It has been eight years since Amazon introduced the world to Alexa (the voice-activated home automation unit), but now the project, and the product's future, is uncertain.
Even though Amazon has always sold the Alexa at cost to ensure a strong consumer demand, and managed to convince a lot of people to buy one; nobody really used the Alexa in the way that Amazon had hoped that they would.
Instead of buying things from Amazon by asking Alexa to place the order instead of having to push things into a website, owners instead used the device to 'ask about the weather' and 'increase the volume of the Def Leppard track currently playing'.
The imagined commercial model for the device failed, miserably, and now Amazon are getting rid of a lot of the staff who are employed in the crisis-hit 'digital' division which manages Alexa development and sales.
Maybe it's a pure coincidence, but there seems to be a lot of recent bad news hitting the 'home technology' industry.
Peloton's business model (which we have written about previously) appears to be increasingly questionable, Lululemon's Mirror is also not creating the value that it once promised to do and now Alexa's a flop?
The issue, if for a moment we consider that this may be the beginning of the end for these kind of domestic automation devices, is not with the technology itself, but rather the commercial model that underpins them.
Peloton's problem is that people are reluctant to sign into a long-term subscription contract for the exercise content they offer; same goes for Lululemon's Mirror. Committing to just one channel of exercise when there is so much alternate choice available seems like a stretch - and as for Alexa, well, even American's aren't consumerist enough to consistently order groceries by simply talking to a machine.
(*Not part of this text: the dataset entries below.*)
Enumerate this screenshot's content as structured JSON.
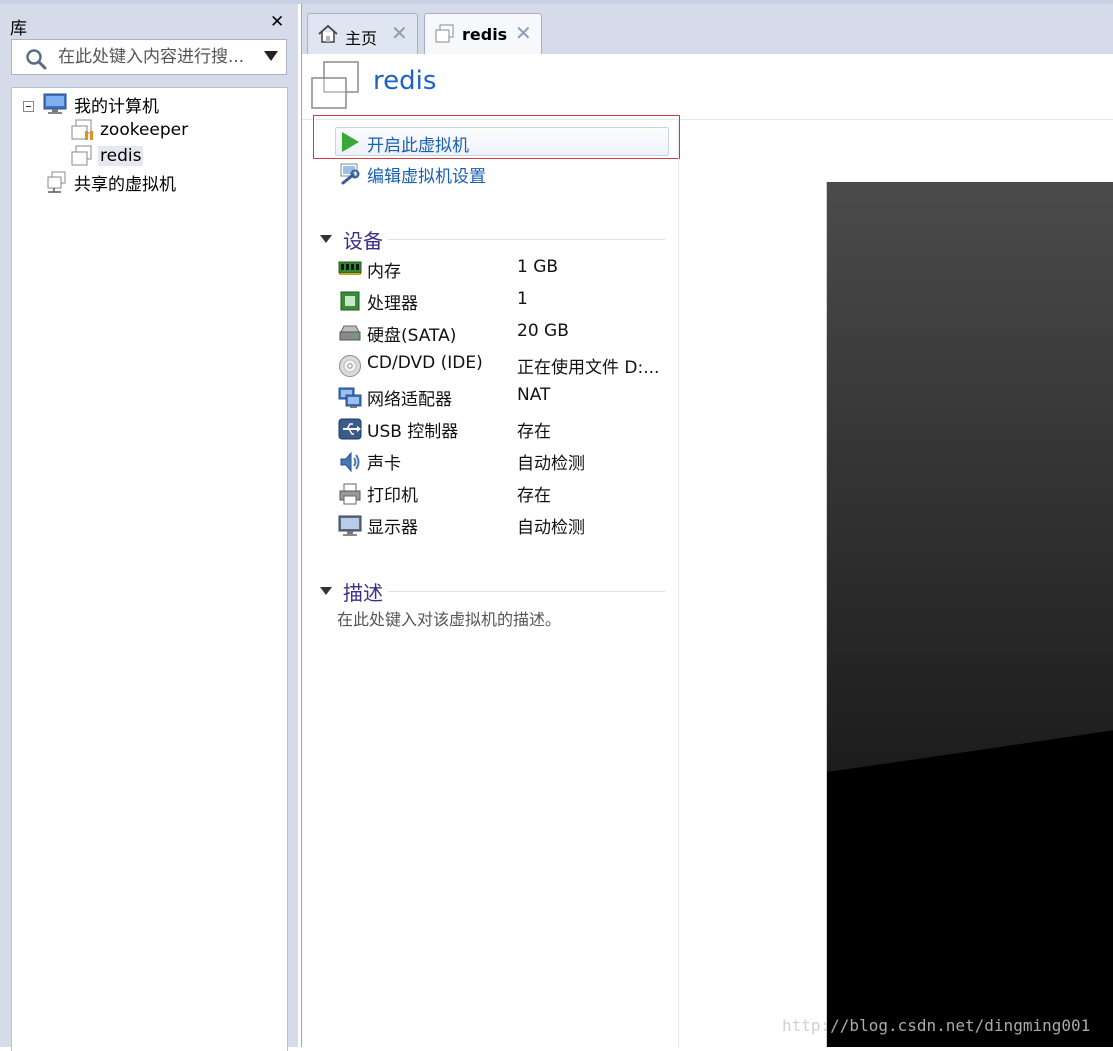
{
  "library": {
    "title": "库",
    "search": {
      "placeholder": "在此处键入内容进行搜..."
    },
    "tree": {
      "my_computer": "我的计算机",
      "vms": [
        "zookeeper",
        "redis"
      ],
      "shared_vms": "共享的虚拟机",
      "selected": "redis"
    }
  },
  "tabs": [
    {
      "label": "主页",
      "icon": "home-icon",
      "active": false
    },
    {
      "label": "redis",
      "icon": "vm-icon",
      "active": true
    }
  ],
  "vm": {
    "title": "redis",
    "actions": {
      "power_on": "开启此虚拟机",
      "edit_settings": "编辑虚拟机设置"
    },
    "devices_title": "设备",
    "devices": [
      {
        "name": "内存",
        "value": "1 GB",
        "icon": "memory-icon"
      },
      {
        "name": "处理器",
        "value": "1",
        "icon": "processor-icon"
      },
      {
        "name": "硬盘(SATA)",
        "value": "20 GB",
        "icon": "hard-disk-icon"
      },
      {
        "name": "CD/DVD (IDE)",
        "value": "正在使用文件 D:...",
        "icon": "cd-dvd-icon"
      },
      {
        "name": "网络适配器",
        "value": "NAT",
        "icon": "network-adapter-icon"
      },
      {
        "name": "USB 控制器",
        "value": "存在",
        "icon": "usb-icon"
      },
      {
        "name": "声卡",
        "value": "自动检测",
        "icon": "sound-card-icon"
      },
      {
        "name": "打印机",
        "value": "存在",
        "icon": "printer-icon"
      },
      {
        "name": "显示器",
        "value": "自动检测",
        "icon": "display-icon"
      }
    ],
    "description_title": "描述",
    "description_placeholder": "在此处键入对该虚拟机的描述。"
  },
  "watermark": "http://blog.csdn.net/dingming001",
  "colors": {
    "accent": "#1a63c8",
    "link": "#1a5fb4",
    "section_title": "#3a2f88",
    "play": "#38a937",
    "highlight_border": "#d13b3b",
    "panel_bg": "#d5dbe9"
  }
}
These technologies are useful and work nicely as part of a varied and diverse channel portfolio, but the business model is premised on the assumption that you as the user will forgo all other options in favour of 'the one'. That's obviously nonsense, which is why these things are failing.
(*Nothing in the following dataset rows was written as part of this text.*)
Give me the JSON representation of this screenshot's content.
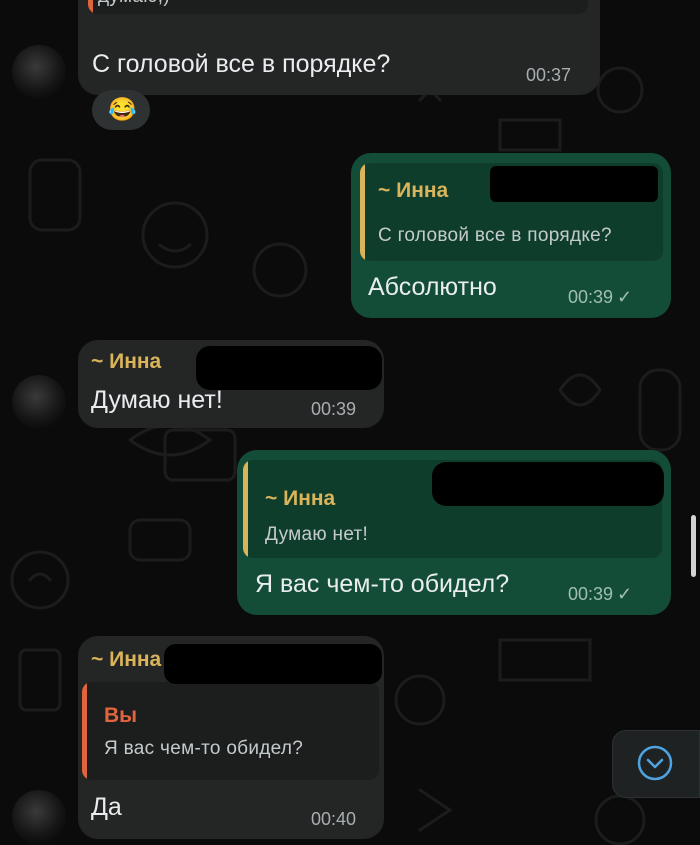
{
  "messages": {
    "m0": {
      "text_fragment": "думаю;)"
    },
    "m1": {
      "text": "С головой все в порядке?",
      "time": "00:37"
    },
    "reaction": {
      "emoji": "😂"
    },
    "m2": {
      "quote_name": "~ Инна",
      "quote_text": "С головой все в порядке?",
      "text": "Абсолютно",
      "time": "00:39",
      "status": "✓"
    },
    "m3": {
      "sender": "~ Инна",
      "text": "Думаю нет!",
      "time": "00:39"
    },
    "m4": {
      "quote_name": "~ Инна",
      "quote_text": "Думаю нет!",
      "text": "Я вас чем-то обидел?",
      "time": "00:39",
      "status": "✓"
    },
    "m5": {
      "sender": "~ Инна",
      "quote_name": "Вы",
      "quote_text": "Я вас чем-то обидел?",
      "text": "Да",
      "time": "00:40"
    }
  },
  "icons": {
    "scroll_down": "chevron-down-circle-icon",
    "sent": "check-icon",
    "avatar": "avatar"
  },
  "colors": {
    "background": "#0b0b0b",
    "incoming_bubble": "#242626",
    "outgoing_bubble": "#144d37",
    "quote_bar_incoming_sender": "#d9b45a",
    "quote_bar_self": "#e0653f",
    "accent_blue": "#4fa3e0"
  }
}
We might be a little further away from 'homes filled with robots' than we were just a few years ago.
After the initial novelty factor has worn off, what you are left with is a value proposition that just isn't strong enough to justify continued support for the system.
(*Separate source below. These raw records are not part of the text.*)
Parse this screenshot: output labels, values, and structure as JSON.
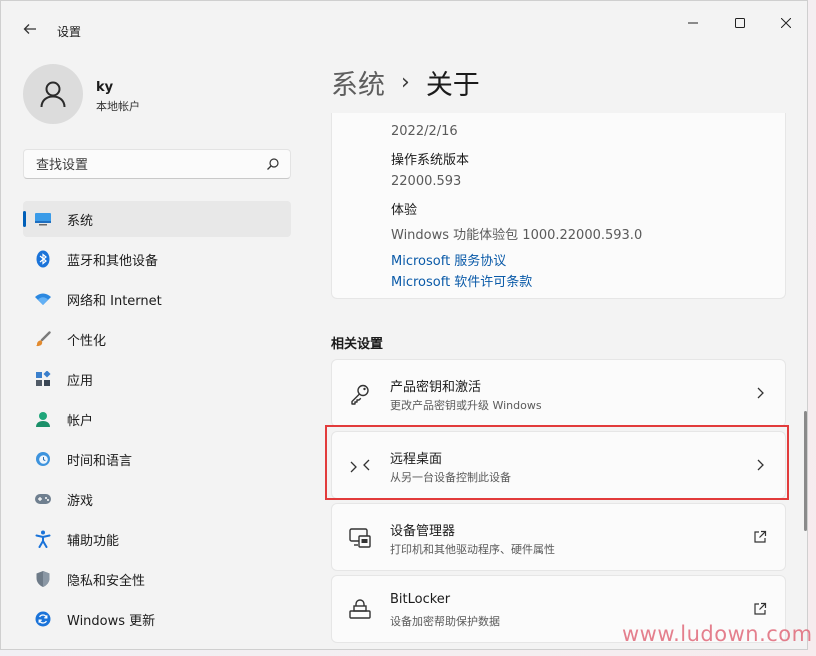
{
  "window": {
    "title": "设置",
    "controls": [
      "minimize-icon",
      "maximize-icon",
      "close-icon"
    ]
  },
  "user": {
    "name": "ky",
    "account": "本地帐户"
  },
  "search": {
    "placeholder": "查找设置",
    "icon": "search-icon"
  },
  "sidebar": {
    "items": [
      {
        "label": "系统",
        "icon": "system-display-icon",
        "active": true
      },
      {
        "label": "蓝牙和其他设备",
        "icon": "bluetooth-icon"
      },
      {
        "label": "网络和 Internet",
        "icon": "wifi-icon"
      },
      {
        "label": "个性化",
        "icon": "brush-icon"
      },
      {
        "label": "应用",
        "icon": "apps-icon"
      },
      {
        "label": "帐户",
        "icon": "account-icon"
      },
      {
        "label": "时间和语言",
        "icon": "clock-globe-icon"
      },
      {
        "label": "游戏",
        "icon": "gamepad-icon"
      },
      {
        "label": "辅助功能",
        "icon": "accessibility-icon"
      },
      {
        "label": "隐私和安全性",
        "icon": "shield-icon"
      },
      {
        "label": "Windows 更新",
        "icon": "update-icon"
      }
    ]
  },
  "breadcrumb": {
    "parent": "系统",
    "separator": "›",
    "current": "关于"
  },
  "info": {
    "install_date": "2022/2/16",
    "os_build_label": "操作系统版本",
    "os_build_value": "22000.593",
    "experience_label": "体验",
    "experience_value": "Windows 功能体验包 1000.22000.593.0",
    "link_service": "Microsoft 服务协议",
    "link_license": "Microsoft 软件许可条款"
  },
  "related": {
    "title": "相关设置",
    "items": [
      {
        "title": "产品密钥和激活",
        "subtitle": "更改产品密钥或升级 Windows",
        "icon": "key-icon",
        "action": "chevron-right-icon"
      },
      {
        "title": "远程桌面",
        "subtitle": "从另一台设备控制此设备",
        "icon": "remote-desktop-icon",
        "action": "chevron-right-icon",
        "highlighted": true
      },
      {
        "title": "设备管理器",
        "subtitle": "打印机和其他驱动程序、硬件属性",
        "icon": "device-manager-icon",
        "action": "external-link-icon"
      },
      {
        "title": "BitLocker",
        "subtitle": "设备加密帮助保护数据",
        "icon": "bitlocker-icon",
        "action": "external-link-icon"
      }
    ]
  },
  "colors": {
    "accent": "#005fb8",
    "link": "#0a5aa8",
    "highlight_border": "#e23b3b"
  },
  "watermark": "www.ludown.com"
}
An Alexa device gathering dust in the corner of a room - one wonders if perhaps we have seen 'peak device'? Are most ordinary people over our obsession with gadgets and tech?